[Stored data]
------
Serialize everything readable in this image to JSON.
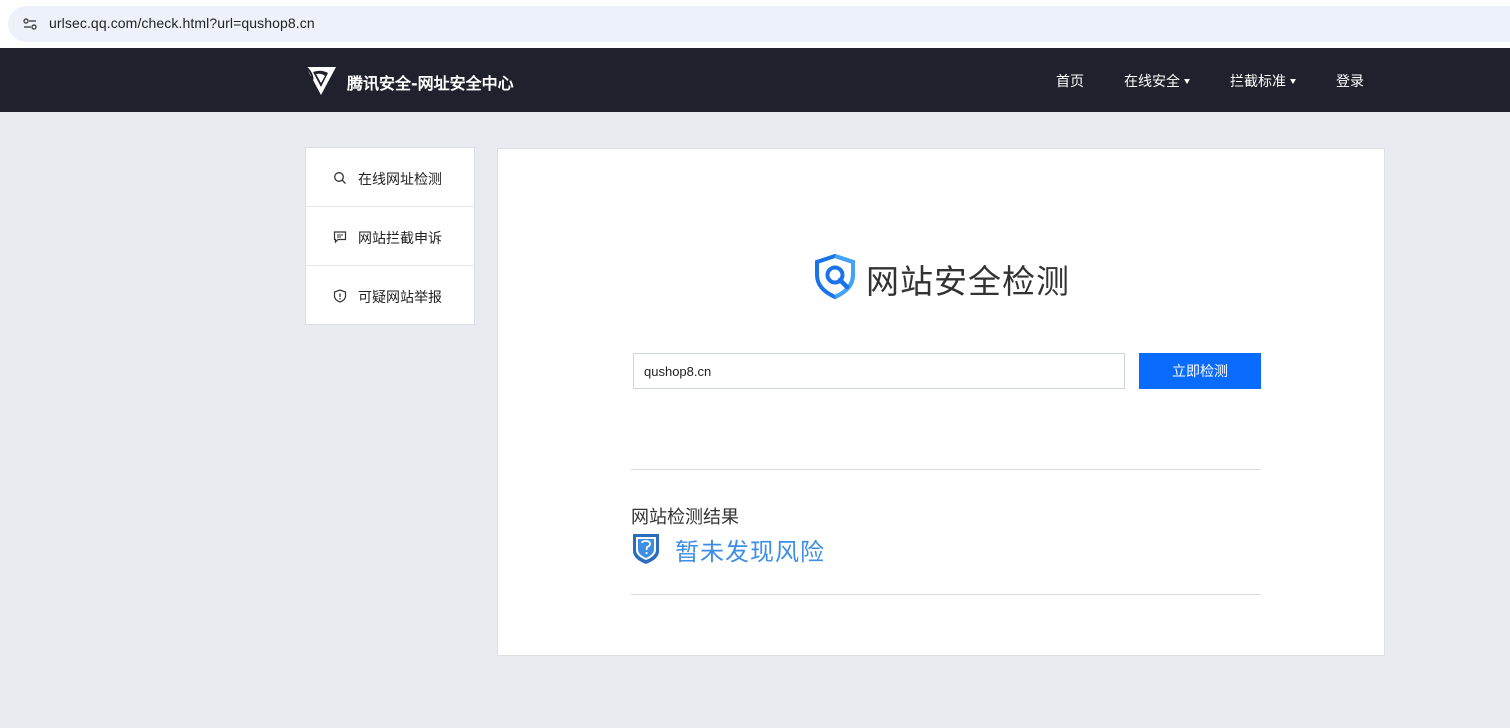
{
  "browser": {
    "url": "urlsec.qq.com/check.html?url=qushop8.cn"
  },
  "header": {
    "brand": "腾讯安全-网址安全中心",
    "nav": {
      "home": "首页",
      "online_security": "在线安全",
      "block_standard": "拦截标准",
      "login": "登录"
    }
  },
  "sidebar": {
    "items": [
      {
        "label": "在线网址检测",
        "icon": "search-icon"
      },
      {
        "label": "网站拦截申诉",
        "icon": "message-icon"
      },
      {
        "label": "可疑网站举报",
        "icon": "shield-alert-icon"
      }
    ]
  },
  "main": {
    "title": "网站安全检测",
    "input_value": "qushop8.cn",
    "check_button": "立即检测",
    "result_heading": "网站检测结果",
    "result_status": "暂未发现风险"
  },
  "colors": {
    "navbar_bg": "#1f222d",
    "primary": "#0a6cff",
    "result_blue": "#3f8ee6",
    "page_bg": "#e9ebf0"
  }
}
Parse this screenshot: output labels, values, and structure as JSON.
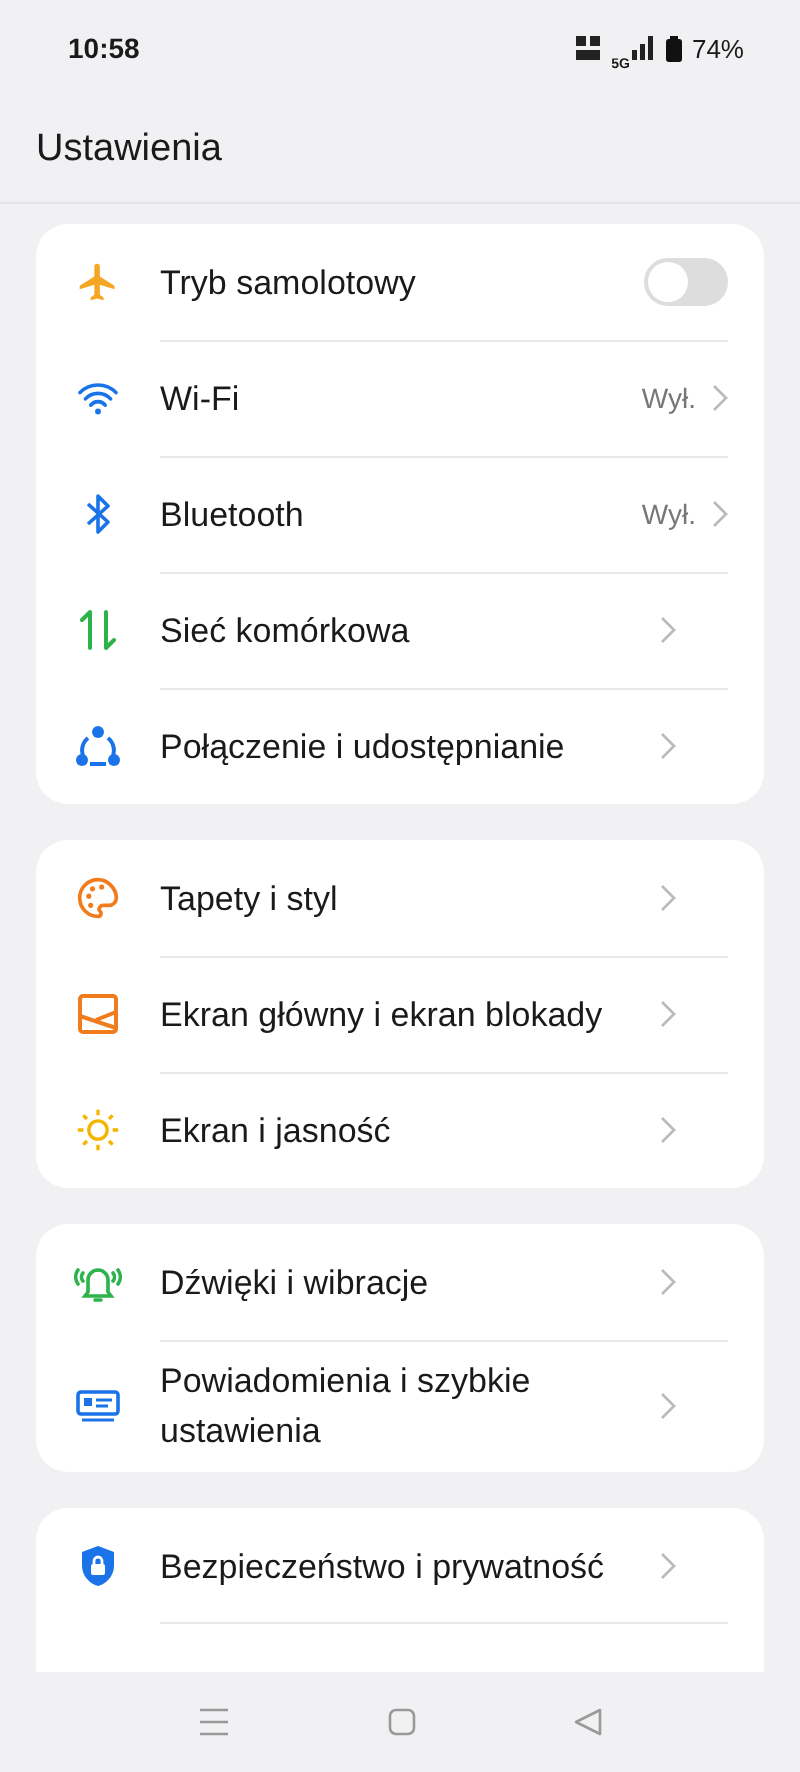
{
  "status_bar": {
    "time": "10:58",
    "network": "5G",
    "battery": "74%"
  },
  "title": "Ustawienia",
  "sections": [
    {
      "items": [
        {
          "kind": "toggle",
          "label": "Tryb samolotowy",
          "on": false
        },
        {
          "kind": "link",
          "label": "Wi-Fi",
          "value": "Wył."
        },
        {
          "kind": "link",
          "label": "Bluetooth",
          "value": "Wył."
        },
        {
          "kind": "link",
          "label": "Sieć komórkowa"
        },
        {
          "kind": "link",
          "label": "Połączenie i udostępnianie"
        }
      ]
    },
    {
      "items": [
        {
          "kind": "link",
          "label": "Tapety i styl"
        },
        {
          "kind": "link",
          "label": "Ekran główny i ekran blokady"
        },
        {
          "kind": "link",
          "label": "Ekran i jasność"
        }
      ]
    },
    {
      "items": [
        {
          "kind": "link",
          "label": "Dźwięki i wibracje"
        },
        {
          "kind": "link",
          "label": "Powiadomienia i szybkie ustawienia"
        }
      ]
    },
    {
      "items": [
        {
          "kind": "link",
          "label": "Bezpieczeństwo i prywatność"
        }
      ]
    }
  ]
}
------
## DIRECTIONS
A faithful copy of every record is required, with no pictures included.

## WRITTEN REPLY
Serialize everything readable in this image to JSON.
{
  "browser": {
    "url": "urlsec.qq.com/check.html?url=qushop8.cn"
  },
  "header": {
    "brand": "腾讯安全-网址安全中心",
    "nav": {
      "home": "首页",
      "online_security": "在线安全",
      "block_standard": "拦截标准",
      "login": "登录"
    }
  },
  "sidebar": {
    "items": [
      {
        "label": "在线网址检测",
        "icon": "search-icon"
      },
      {
        "label": "网站拦截申诉",
        "icon": "message-icon"
      },
      {
        "label": "可疑网站举报",
        "icon": "shield-alert-icon"
      }
    ]
  },
  "main": {
    "title": "网站安全检测",
    "input_value": "qushop8.cn",
    "check_button": "立即检测",
    "result_heading": "网站检测结果",
    "result_status": "暂未发现风险"
  },
  "colors": {
    "navbar_bg": "#1f222d",
    "primary": "#0a6cff",
    "result_blue": "#3f8ee6",
    "page_bg": "#e9ebf0"
  }
}
Parse this screenshot: output labels, values, and structure as JSON.
{
  "status_bar": {
    "time": "10:58",
    "network": "5G",
    "battery": "74%"
  },
  "title": "Ustawienia",
  "sections": [
    {
      "items": [
        {
          "kind": "toggle",
          "label": "Tryb samolotowy",
          "on": false
        },
        {
          "kind": "link",
          "label": "Wi-Fi",
          "value": "Wył."
        },
        {
          "kind": "link",
          "label": "Bluetooth",
          "value": "Wył."
        },
        {
          "kind": "link",
          "label": "Sieć komórkowa"
        },
        {
          "kind": "link",
          "label": "Połączenie i udostępnianie"
        }
      ]
    },
    {
      "items": [
        {
          "kind": "link",
          "label": "Tapety i styl"
        },
        {
          "kind": "link",
          "label": "Ekran główny i ekran blokady"
        },
        {
          "kind": "link",
          "label": "Ekran i jasność"
        }
      ]
    },
    {
      "items": [
        {
          "kind": "link",
          "label": "Dźwięki i wibracje"
        },
        {
          "kind": "link",
          "label": "Powiadomienia i szybkie ustawienia"
        }
      ]
    },
    {
      "items": [
        {
          "kind": "link",
          "label": "Bezpieczeństwo i prywatność"
        }
      ]
    }
  ]
}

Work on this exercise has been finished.